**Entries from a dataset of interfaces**
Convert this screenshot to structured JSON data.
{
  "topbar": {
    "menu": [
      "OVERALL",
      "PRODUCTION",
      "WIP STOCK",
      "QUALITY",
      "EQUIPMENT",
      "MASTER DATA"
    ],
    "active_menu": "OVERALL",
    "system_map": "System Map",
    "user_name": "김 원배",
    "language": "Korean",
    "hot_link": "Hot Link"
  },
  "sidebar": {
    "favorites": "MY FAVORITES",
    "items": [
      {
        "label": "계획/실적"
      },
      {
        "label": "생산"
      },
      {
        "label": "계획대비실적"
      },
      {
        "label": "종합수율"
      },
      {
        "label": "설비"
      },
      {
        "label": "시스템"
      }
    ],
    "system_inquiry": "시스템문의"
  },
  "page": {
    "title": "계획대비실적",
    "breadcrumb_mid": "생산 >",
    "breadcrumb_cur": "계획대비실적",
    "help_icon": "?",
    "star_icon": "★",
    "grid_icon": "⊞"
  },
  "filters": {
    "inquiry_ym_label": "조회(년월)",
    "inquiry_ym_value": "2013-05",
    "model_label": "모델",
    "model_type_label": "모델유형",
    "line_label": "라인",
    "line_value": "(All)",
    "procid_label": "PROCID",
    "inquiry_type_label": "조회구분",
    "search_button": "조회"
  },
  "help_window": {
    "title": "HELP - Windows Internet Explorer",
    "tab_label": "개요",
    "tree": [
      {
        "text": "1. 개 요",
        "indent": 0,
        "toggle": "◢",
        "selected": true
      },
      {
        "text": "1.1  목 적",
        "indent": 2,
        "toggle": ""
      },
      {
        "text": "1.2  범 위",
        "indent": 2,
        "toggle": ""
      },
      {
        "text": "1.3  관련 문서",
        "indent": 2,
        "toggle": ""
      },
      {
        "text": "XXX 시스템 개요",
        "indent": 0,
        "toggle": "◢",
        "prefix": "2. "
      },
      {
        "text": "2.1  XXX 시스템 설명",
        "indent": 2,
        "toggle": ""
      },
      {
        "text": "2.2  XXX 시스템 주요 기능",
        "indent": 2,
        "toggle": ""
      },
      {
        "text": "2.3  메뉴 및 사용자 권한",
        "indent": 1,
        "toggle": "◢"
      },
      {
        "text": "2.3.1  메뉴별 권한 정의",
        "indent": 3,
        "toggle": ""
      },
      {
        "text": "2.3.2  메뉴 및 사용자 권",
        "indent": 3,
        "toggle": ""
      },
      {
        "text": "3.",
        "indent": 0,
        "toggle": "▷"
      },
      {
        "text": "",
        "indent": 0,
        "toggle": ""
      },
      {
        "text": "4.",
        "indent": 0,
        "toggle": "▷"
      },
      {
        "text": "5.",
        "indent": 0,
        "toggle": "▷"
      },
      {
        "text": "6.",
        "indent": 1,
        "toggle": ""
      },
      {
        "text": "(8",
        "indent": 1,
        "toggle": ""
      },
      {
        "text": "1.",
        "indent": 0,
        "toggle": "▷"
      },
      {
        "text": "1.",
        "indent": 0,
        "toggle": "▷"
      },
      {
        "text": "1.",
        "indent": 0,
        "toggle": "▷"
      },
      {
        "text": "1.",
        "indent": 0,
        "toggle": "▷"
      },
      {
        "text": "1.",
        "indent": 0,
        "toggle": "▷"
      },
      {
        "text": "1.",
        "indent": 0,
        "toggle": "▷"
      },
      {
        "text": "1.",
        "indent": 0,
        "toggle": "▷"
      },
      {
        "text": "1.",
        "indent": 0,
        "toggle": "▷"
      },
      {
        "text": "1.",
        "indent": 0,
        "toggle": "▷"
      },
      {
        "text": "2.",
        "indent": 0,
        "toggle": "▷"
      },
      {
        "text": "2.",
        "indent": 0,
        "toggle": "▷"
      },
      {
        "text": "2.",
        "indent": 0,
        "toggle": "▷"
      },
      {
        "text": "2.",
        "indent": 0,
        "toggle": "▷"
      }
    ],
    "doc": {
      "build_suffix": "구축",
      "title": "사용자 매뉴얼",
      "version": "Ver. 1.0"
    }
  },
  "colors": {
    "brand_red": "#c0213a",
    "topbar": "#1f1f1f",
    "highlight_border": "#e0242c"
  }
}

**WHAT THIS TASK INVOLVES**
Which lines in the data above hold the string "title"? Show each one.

**OUTPUT**
    "title": "계획대비실적",
    "title": "HELP - Windows Internet Explorer",
      "title": "사용자 매뉴얼",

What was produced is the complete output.